I’ve been going many rounds with a journal on a paper I submitted back in 2008 (!!).  I’ve worked extraordinarily hard on that paper (repeatedly).  But it’s not quite what the reviewers want, so it keeps coming back as “revise and resubmit”.  (It would help, of course, if the reviewers did not change every. single. review. cycle., but that’s another story for another day.)  So I keep working hard on it and hoping I get it right the next time around.

And I won’t even go into how many hours I’ve put into certain class plans that never saw the light of day….or did see the light of day and bombed spectacularly.

Failure, and failing, is a part of life.  To effectively function as an adult, you need to be able to deal with failure, and to be willing to put in hard work on things that may never come to fruition (or may fail spectacularly, or just a little).  If I got derailed every time my hard work didn’t pay off, I’d be paralyzed as a professional.
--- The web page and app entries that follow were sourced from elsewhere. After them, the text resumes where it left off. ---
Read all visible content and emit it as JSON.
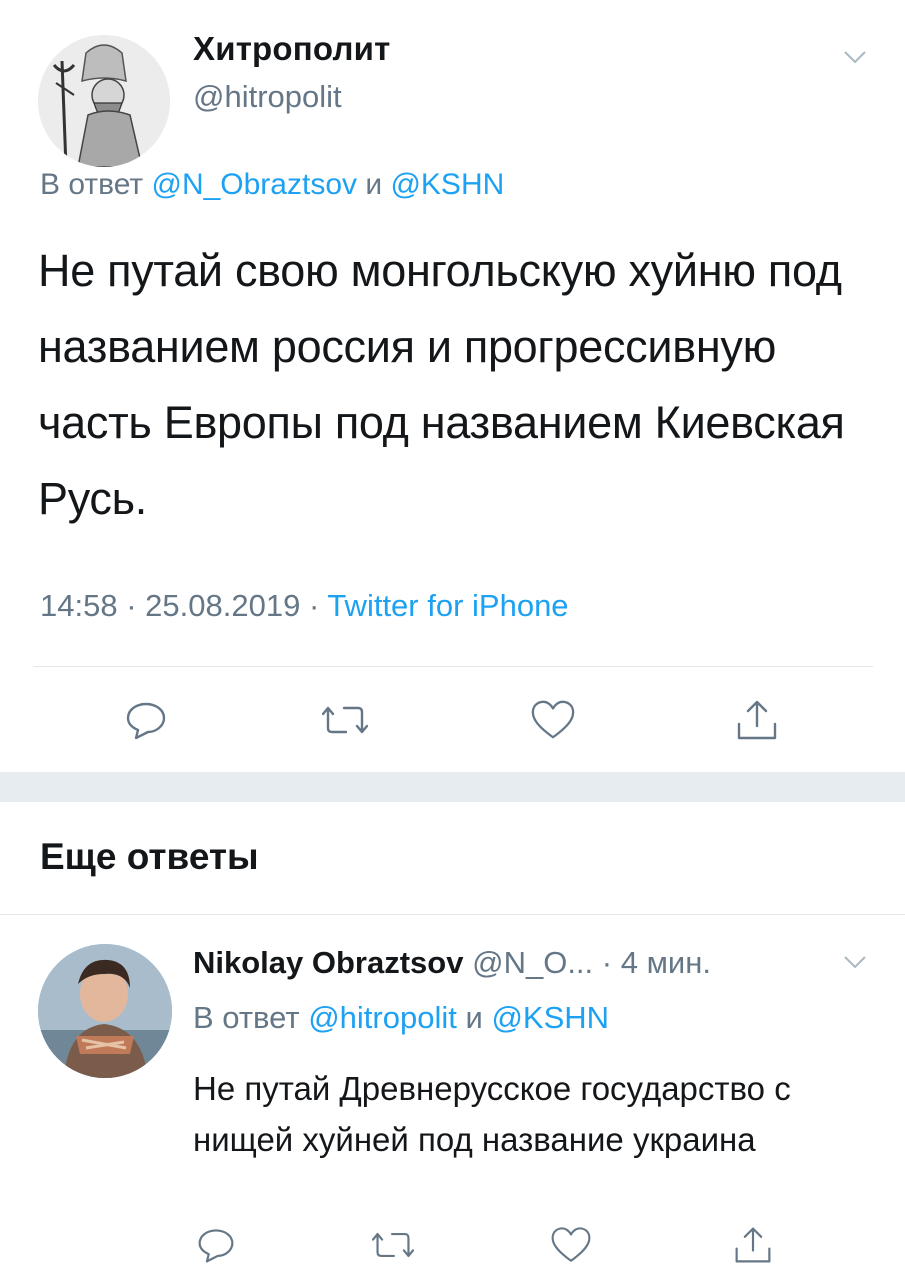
{
  "main_tweet": {
    "author_name": "Хитрополит",
    "author_handle": "@hitropolit",
    "reply_prefix": "В ответ",
    "reply_user1": "@N_Obraztsov",
    "reply_and": "и",
    "reply_user2": "@KSHN",
    "text": "Не путай свою монгольскую хуйню под названием россия и прогрессивную часть Европы под названием Киевская Русь.",
    "time": "14:58",
    "date": "25.08.2019",
    "source": "Twitter for iPhone",
    "separator": "·"
  },
  "section": {
    "title": "Еще ответы"
  },
  "reply_tweet": {
    "author_name": "Nikolay Obraztsov",
    "author_handle": "@N_O...",
    "time_ago": "· 4 мин.",
    "reply_prefix": "В ответ",
    "reply_user1": "@hitropolit",
    "reply_and": "и",
    "reply_user2": "@KSHN",
    "text": "Не путай Древнерусское государство с нищей хуйней под название украина"
  },
  "colors": {
    "link": "#1da1f2",
    "secondary_text": "#657786",
    "primary_text": "#14171a",
    "divider": "#e1e8ed",
    "band": "#e6ecf0"
  },
  "icons": [
    "chevron-down-icon",
    "reply-icon",
    "retweet-icon",
    "like-icon",
    "share-icon"
  ]
}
So I worry when I hear students say these things.

The thing is, I’m not sure how to best get this point across.  Because it IS a bummer when you put in 15-20 hours on a project, do beautiful work, and completely miss the point of the project.  Or study until you know the course material like the back of your hand, but answer the wrong question on the exam.  But as sucky as it is, that’s life, and learning how to deal with these and bigger disappointments in the more sheltered world of college is much, much better than learning to deal with the crueler disappointments and bigger failures beyond the college bubble.

So next time a student says “But I worked so hard!”, maybe I’ll pull out one of my own stories of failure after hard work. Maybe the student will roll his/her eyes (internally or externally).  Maybe s/he’ll nod, and then go back to pleading the case at hand.  But maybe, for some students, this will be an effective way of saying “keep working hard—it won’t always pay off as you hope, but it will always pay off in the long run.”